An Interview With Nevada Coalition Against Sexual Violence Executive Director, Andrea Sundberg

According to RAINN, 60% of sexual assaults are not reported. Unfortunately, many of these victims later wish they had reported the crime. By getting an anonymous rape kit done, victims have the opportunity to decide whether to go forward with reporting without feeling pressured to make an immediate decision.

CAASA recently had an opportunity to interview Andrea Sundberg, Director of the Nevada Coalition Against Sexual Violence, in regards to the most common questions surrounding anonymous rape kits. Because sexual assault crimes are so underreported, we hope that these answers will give victims the insight they need when requesting an anonymous exam after a rape.

We know that the approval of anonymous rape kits is fairly recent, is there a state or county protocol for anonymous rape kits or sexual assault exams?

Back in January of 2009, a federal law was put into place which stated that law enforcement could no longer require a sexual assault victim speak with law enforcement, or report a sexual assault, in order to have her exam paid for. Nevada already had a law in place in which communities were not charging for exams. In Nevada, the community in which the rape occurred is responsible for payment. If a rape were to occur in Humboldt county, but the victim travels to Reno for her exam, Humboldt county would still be responsible for that exam.

Is there a difference in anonymous rape kits and anonymous sexual assault exams?

Anonymous rape kits and anonymous sexual assault exams, also called Jane Doe kits, are the same thing. These exams go by various names, usually depending on the community.

As our state coalition, have you noticed a rise in anonymous reporting?

Since January of 2009, we are aware of 31 cases in which a victim has come forward for anonymous reporting. Of those, only 6 have denied going through with the investigation. Anonymous reporting allows for victims to change their minds days/weeks after the occurrence. They can later decide to go forward with reporting and have the evidence available.

What can we do, as advocates, to help get the word out that anonymous kits and exams are available?

Communities with advocacy programs find that victims are more willing to come forward, as advocates are available to explain the process to them. Anonymous reporting allows advocates and law enforcement to work together to create stronger cases.

To be sure our information is current - a sexual assault exam can be 'shelved' in the crime lab for one year before any evidence is unusable?

It depends on the type of evidence. Dried evidence, such as dried blood or semen, can actually last longer. Refrigerated evidence is good for only one year. It is up to each community to determine how long to store evidence. I believe that in Washoe county, they hold the evidence for 4 months, at which point they will contact the survivor, or have an advocate contact the survivor, and ask if they want to go forward.

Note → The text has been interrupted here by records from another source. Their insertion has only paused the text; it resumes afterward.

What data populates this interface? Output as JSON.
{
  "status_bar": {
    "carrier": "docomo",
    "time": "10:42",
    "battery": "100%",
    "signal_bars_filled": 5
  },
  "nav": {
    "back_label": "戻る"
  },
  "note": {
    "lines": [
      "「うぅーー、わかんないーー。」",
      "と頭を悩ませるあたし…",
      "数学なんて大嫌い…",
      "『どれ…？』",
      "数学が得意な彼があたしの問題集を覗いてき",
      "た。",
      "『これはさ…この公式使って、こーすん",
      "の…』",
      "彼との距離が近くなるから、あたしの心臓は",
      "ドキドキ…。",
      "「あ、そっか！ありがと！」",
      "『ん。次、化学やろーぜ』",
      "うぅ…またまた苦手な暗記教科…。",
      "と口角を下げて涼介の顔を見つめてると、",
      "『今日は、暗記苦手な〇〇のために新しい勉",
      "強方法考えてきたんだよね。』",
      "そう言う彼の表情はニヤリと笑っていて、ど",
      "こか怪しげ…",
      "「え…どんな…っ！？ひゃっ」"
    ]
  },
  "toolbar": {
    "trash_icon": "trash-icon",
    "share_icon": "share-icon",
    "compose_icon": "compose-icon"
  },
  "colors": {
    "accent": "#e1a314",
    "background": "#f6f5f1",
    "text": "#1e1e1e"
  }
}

What if law enforcement has already been called to meet with the survivor by the hospital, but the victim wants the exam to be anonymous?

Law enforcement can not force a victim to speak with them in order to have the exam paid for. However, they can pick up rape kits, evidence and take any statements the nurse gives them. Some law enforcement officials find anonymous rape kit reporting to be challenging as they did not get to interview the victim. This can be related to an anonymous 911 call. Say someone calls anonymously and says they heard gun shots around a specific area of town. Law enforcement arrives at the scene, finds gun shot holes or casings and blood. They collect evidence and go forward with their investigation, despite having a victim, all based on an initial report.

This column is not is not intended to be a substitute for professional medical or psychological advice or treatment.
Community Advocates Against Sexual Assault
P.O. Box 1338
Winnemucca, NV 89446

The mission of CAASA is to empower those victimized by sexual violence through advocacy and crisis intervention and to raise awareness in the community about the cause, impact, and prevention of sexual violence. CASA supports and promotes court appointed volunteer advocacy to protect the rights of abused and neglected children.